No I don’t. Long ago I started off in that direction. But, I just did not have the necessary discipline. I quickly ran out of colors (different shades of the same color are not good enough) and things get fouled up when you reuse a handle that was on a scraper for a new gouge. Etc.

Gouges with Color Bands and White Labels on Ferrules

I add the color bands to help me bring home the tools I bring with me to Classes, Demos, Learn & Turns, etc.  And I like lots of color!

White Labels On Ferrules

The white labels that I added to the ferrules of tools are very useful. They say things like Ellsworth – 2″ or Jordan – Ellsworth – 2″

I added these one day when a student was having trouble keeping my different gouges and grinds straight in their head. Now, everyone who visits my studio likes them.  One of my better ideas?

Jordan – Ellsworth – 2″ means that it is Jordan grind that I create using the Ellsworth jig with the tip of the gouge extended 2″ beyond the end of the jig (i.e. use the 2″ hole under my grinder).

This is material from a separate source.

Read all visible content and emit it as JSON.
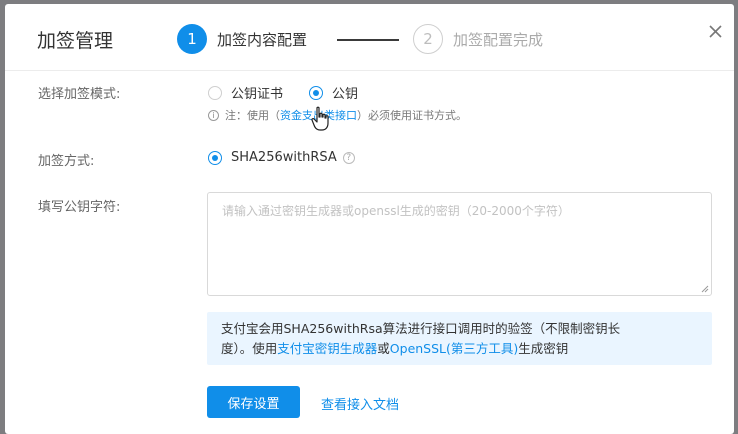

When the grind and jig are the same then I just use Ellsworth – 2″. Ellsworth grind, Ellsworth jig, 2″ hole under grinder.

Note: Ellsworth grind has a wing. Like David Ellsworth  shows in his book.  Jordan grind does not have a wing.  Like John Jordan shows on AAW sharpening video. I use the same Ellsworth jig for both grinds. Its all in the motion! Swing the jig/gouge less to create the flat Jordan grind.

Close up of $2.50 Holes under my Grinder

I create the labels using my “Brother P-Touch” label maker. Around $30 on Amazon. The printer is cheap so they charge you a fortune for the label tape.

Turning Tools Bag

I came across this “Pie Iron” storage bag the other day at Dick’s Sporting Good on sale for $10.    It is made by Rome.  Item #1998.  $20 on Amazon.

I have no idea what a “Pie Iron” is but the price was right.   It is just the right size for carrying my turning tools to club meetings, etc.

I have tried all kinds of things for transporting my turning tools.  Tool rolls are hard to deal with.   Take up to much space when unrolled.  Get full of shavings and are a pain to roll up and fasten.  Its hard to find the tool you want when end of gouge is stuck into the roll.  I always seem to forget and put them in this way.

Buckets are kind of to big.  They tip over when you have to stand them up in  trucks and cars.   When you drive down the road they drive you nuts due to endless rattling.  They are heavy and awkward to carry.

I like this tool bag because it has a full zipper. I can find my tools easy and get them in and out easy.   It’s light weight.   I can zip it up easy to discourage shavings.  The price was right!

I lined one end of the bag with an old cardboard box to discourage holes from points of tools.  See photos.